» EXERCISE DIRECTIONS:
Go through the records and copy each line where the string "Lenin" occurs.

Data about app and page elements
··········
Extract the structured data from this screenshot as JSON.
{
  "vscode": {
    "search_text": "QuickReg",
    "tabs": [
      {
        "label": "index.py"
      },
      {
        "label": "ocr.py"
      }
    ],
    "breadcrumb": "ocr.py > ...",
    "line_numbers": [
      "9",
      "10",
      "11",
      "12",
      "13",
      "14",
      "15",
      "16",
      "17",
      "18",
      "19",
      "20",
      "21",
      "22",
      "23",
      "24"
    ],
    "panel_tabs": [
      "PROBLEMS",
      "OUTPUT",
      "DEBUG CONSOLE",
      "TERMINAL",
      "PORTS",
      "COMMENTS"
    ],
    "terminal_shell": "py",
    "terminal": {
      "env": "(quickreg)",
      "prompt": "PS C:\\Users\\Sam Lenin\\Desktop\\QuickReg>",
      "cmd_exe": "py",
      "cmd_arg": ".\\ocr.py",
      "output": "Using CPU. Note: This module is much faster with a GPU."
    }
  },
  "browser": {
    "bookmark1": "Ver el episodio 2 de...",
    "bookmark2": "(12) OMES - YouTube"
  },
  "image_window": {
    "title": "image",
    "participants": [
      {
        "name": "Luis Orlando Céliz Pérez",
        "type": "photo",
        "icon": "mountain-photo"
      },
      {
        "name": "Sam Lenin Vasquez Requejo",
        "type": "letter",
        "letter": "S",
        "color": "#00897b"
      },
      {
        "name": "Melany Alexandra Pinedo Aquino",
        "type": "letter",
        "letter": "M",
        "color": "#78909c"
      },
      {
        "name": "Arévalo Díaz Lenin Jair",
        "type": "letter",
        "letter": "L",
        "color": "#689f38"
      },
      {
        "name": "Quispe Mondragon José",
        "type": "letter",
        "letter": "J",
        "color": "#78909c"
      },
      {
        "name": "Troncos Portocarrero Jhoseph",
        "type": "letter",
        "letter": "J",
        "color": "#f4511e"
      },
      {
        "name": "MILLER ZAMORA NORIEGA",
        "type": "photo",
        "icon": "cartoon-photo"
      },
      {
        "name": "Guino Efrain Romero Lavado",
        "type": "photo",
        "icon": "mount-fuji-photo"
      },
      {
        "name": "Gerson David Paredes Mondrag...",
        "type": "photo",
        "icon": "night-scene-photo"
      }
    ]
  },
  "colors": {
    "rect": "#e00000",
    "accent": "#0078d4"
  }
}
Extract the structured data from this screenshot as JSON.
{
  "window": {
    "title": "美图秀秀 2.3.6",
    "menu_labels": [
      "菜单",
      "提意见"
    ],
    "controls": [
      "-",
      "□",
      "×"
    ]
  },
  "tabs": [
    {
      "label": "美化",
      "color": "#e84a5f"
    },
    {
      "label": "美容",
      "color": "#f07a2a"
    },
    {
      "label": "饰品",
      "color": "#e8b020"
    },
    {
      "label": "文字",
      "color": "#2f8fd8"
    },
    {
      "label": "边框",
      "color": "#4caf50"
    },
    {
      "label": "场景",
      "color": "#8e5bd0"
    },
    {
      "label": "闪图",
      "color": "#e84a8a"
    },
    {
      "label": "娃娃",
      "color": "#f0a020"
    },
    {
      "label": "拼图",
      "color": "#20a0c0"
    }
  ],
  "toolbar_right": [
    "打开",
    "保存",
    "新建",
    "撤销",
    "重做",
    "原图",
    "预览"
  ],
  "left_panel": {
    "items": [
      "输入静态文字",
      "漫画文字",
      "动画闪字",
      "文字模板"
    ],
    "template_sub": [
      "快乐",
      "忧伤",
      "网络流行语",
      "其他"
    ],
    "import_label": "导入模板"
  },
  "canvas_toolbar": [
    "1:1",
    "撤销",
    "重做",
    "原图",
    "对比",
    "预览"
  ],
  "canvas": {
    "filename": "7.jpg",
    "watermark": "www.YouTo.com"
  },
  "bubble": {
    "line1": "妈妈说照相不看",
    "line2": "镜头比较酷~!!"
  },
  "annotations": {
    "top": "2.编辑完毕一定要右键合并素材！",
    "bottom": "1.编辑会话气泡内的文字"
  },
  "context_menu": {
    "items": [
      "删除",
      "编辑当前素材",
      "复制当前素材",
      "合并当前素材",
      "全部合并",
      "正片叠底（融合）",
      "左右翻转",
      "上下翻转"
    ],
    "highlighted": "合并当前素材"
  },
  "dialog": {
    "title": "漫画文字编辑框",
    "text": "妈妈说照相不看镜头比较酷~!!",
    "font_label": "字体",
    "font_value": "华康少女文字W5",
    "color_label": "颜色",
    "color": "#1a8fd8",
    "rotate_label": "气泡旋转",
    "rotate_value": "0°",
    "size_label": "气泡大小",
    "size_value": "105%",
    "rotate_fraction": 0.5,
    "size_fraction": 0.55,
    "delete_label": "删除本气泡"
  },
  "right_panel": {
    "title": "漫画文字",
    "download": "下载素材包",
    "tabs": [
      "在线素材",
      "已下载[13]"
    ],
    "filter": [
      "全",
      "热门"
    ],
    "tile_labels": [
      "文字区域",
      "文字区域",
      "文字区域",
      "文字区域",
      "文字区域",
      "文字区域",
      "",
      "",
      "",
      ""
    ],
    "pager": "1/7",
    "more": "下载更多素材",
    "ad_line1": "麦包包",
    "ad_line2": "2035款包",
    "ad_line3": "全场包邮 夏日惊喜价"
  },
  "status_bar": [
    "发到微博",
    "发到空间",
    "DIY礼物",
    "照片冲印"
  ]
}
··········
» RESPONSE BOX:
      "prompt": "PS C:\\Users\\Sam Lenin\\Desktop\\QuickReg>",
        "name": "Sam Lenin Vasquez Requejo",
        "name": "Arévalo Díaz Lenin Jair",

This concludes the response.